The following contains spoilers for Shuri #1, on sale now.
There isn't a comic book character quite so potentially confusing with their recent pop culture blowup quite like Shuri. As the princess of Wakanda and a Black Panther herself, she's gone from being a queen and superpowered (somewhat young) adult in the comics to a teenage girl and technological prodigy that's also the smartest person in the Marvel Cinematic Universe and the poster girl for young black girls to become interested in STEM. Whenever one talks about Black Panther the film, it's hard for her not to become brought up, as Letitia Wright's performance and her now iconic Panther Gauntlets showed little girls everywhere they can be heroes, too.

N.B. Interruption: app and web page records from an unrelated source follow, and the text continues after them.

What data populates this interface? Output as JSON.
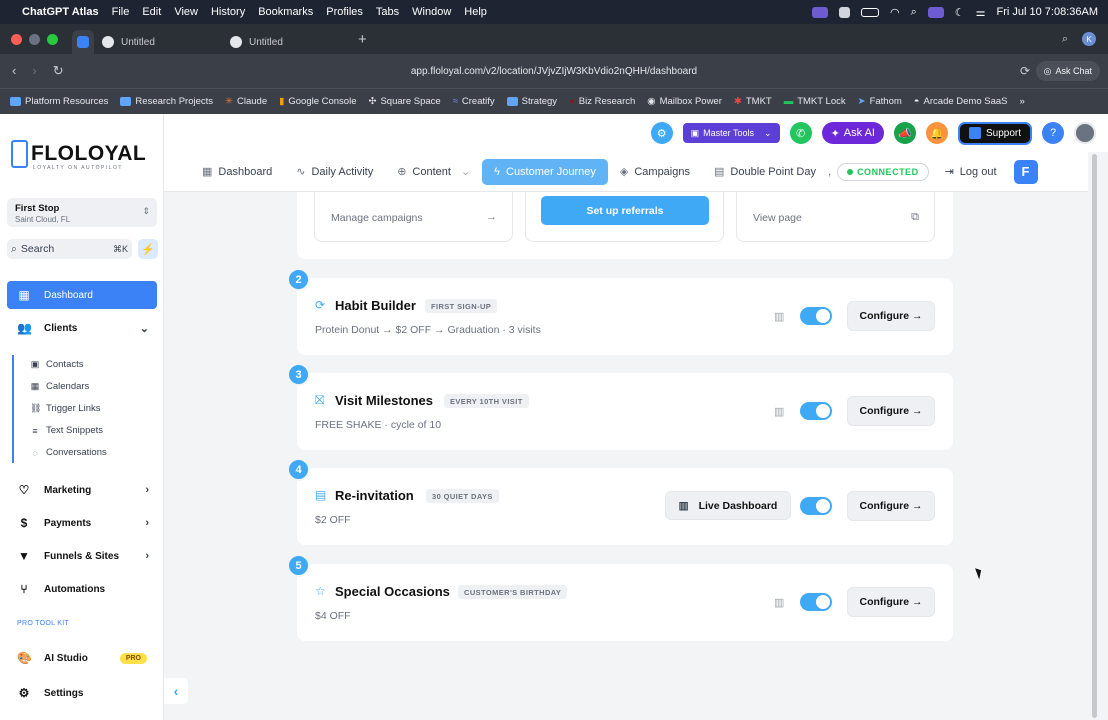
{
  "menubar": {
    "app": "ChatGPT Atlas",
    "items": [
      "File",
      "Edit",
      "View",
      "History",
      "Bookmarks",
      "Profiles",
      "Tabs",
      "Window",
      "Help"
    ],
    "datetime": "Fri Jul 10  7:08:36AM"
  },
  "tabs": [
    {
      "label": "Untitled"
    },
    {
      "label": "Untitled"
    }
  ],
  "tab_avatar": "K",
  "url": "app.floloyal.com/v2/location/JVjvZIjW3KbVdio2nQHH/dashboard",
  "ask_chat": "Ask Chat",
  "bookmarks": [
    "Platform Resources",
    "Research Projects",
    "Claude",
    "Google Console",
    "Square Space",
    "Creatify",
    "Strategy",
    "Biz Research",
    "Mailbox Power",
    "TMKT",
    "TMKT Lock",
    "Fathom",
    "Arcade Demo SaaS"
  ],
  "logo": {
    "text": "FLOLOYAL",
    "tagline": "LOYALTY ON AUTOPILOT"
  },
  "location": {
    "name": "First Stop",
    "sub": "Saint Cloud, FL"
  },
  "search": {
    "label": "Search",
    "shortcut": "⌘K"
  },
  "sidebar": {
    "dashboard": "Dashboard",
    "clients": "Clients",
    "sub": [
      "Contacts",
      "Calendars",
      "Trigger Links",
      "Text Snippets",
      "Conversations"
    ],
    "marketing": "Marketing",
    "payments": "Payments",
    "funnels": "Funnels & Sites",
    "automations": "Automations",
    "protool": "PRO TOOL KIT",
    "aistudio": "AI Studio",
    "pro_badge": "PRO",
    "settings": "Settings"
  },
  "topbar": {
    "master_tools": "Master Tools",
    "ask_ai": "Ask AI",
    "support": "Support",
    "help": "?"
  },
  "subnav": {
    "dashboard": "Dashboard",
    "daily": "Daily Activity",
    "content": "Content",
    "journey": "Customer Journey",
    "campaigns": "Campaigns",
    "dpd": "Double Point Day",
    "comma": ",",
    "connected": "CONNECTED",
    "logout": "Log out"
  },
  "topcards": {
    "manage": "Manage campaigns",
    "referrals": "Set up referrals",
    "view": "View page"
  },
  "steps": [
    {
      "num": "2",
      "title": "Habit Builder",
      "badge": "FIRST SIGN-UP",
      "desc": "Protein Donut → $2 OFF → Graduation · 3 visits",
      "configure": "Configure →",
      "enabled": true
    },
    {
      "num": "3",
      "title": "Visit Milestones",
      "badge": "EVERY 10TH VISIT",
      "desc": "FREE SHAKE · cycle of 10",
      "configure": "Configure →",
      "enabled": true
    },
    {
      "num": "4",
      "title": "Re-invitation",
      "badge": "30 QUIET DAYS",
      "desc": "$2 OFF",
      "configure": "Configure →",
      "live": "Live Dashboard",
      "enabled": true
    },
    {
      "num": "5",
      "title": "Special Occasions",
      "badge": "CUSTOMER'S BIRTHDAY",
      "desc": "$4 OFF",
      "configure": "Configure →",
      "enabled": true
    }
  ],
  "colors": {
    "accent": "#3fa9f5",
    "primary": "#3b82f6",
    "connected": "#22c55e",
    "ask_ai": "#6d28d9"
  }
}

Created by Reginald Hudlin and John Romita Jr. in 2005, Shuri comes at a crossroads in the larger Marvel media landscape. No one really predicted that she would take off from the movies as much as she did, but who she is in the films is so starkly different from her comics version (where she can turn into birds and flies around in battle armor) that it couldn't help but be called out. Like all characters in the Black Panther movie, her popularity blew up to unexpected proportions, and now she and film villain Erik Killmonger will be getting their own solo comics. Unlike Killmonger, though, Shuri's has to address the juggernaut she's become in the films while staying true to her more recent developments on the page.
To its credit, Shuri #1 by Nnedi Okorafor, Leonardo Romero, Jordie Bellaire, and Joe Sabino, does bring the title character closer to who she is in the films. Visually, she slowly changes her look to resemble her film counterpart, and over the course of the issue, shows her technological prowess. But beyond that, the story is more about how Shuri wants to figure out who she is beyond the titles bestowed upon her at birth. Nowhere is this more apparent than in a flashback where she saved her brother from a snake while he was training and complimented more for saving future royalty.

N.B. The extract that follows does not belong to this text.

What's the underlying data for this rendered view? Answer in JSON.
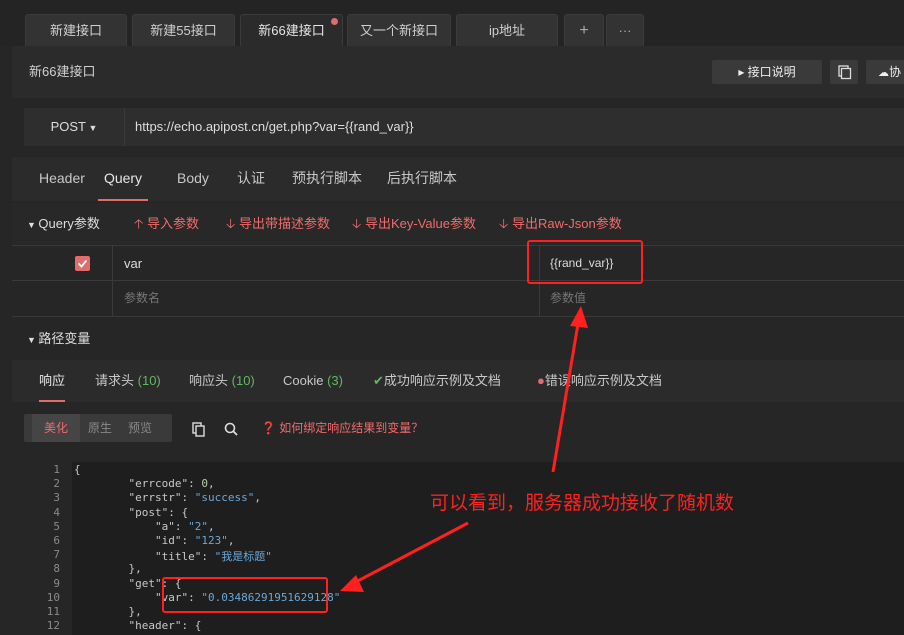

All of this comes as Wakanda deals with the fallout of her brother and Manifold going to space (Black Panther readers know how that turns out, which is to say, not well). While the council has been worrying about the nation's public image and wondering if the two men will ever return, Shuri's been keeping herself busy, making new tech and just flying around Wakanda. But the mental prodding from her ancestors and physical prodding from the council is forcing her to confront the grim truth she's been trying to ignore.
Like anyone who's grown up with an older sibling who suddenly leaves their life, there's a true sense of loneliness throughout the issue, reminding you that in both the comics and the films (thanks to Avengers: Infinity War), Shuri is very much alone. Here, her mother Ramonda is present physically, but not so much emotionally. In fact, the only one she can really confide in is a hacker she texts with, who doesn't think of her as royalty, which really shows how isolated she feels from everything going on.
Shuri is asked to take the Panther mantle again in the final pages of an issue that concludes with the uncertainty of whether she accepts the offer or not -- and that may be for the best. Shuri needs to figure out who she is at her own pace, and judging by the solicits for the next few issues, it's going to be quite a journey of self discovery.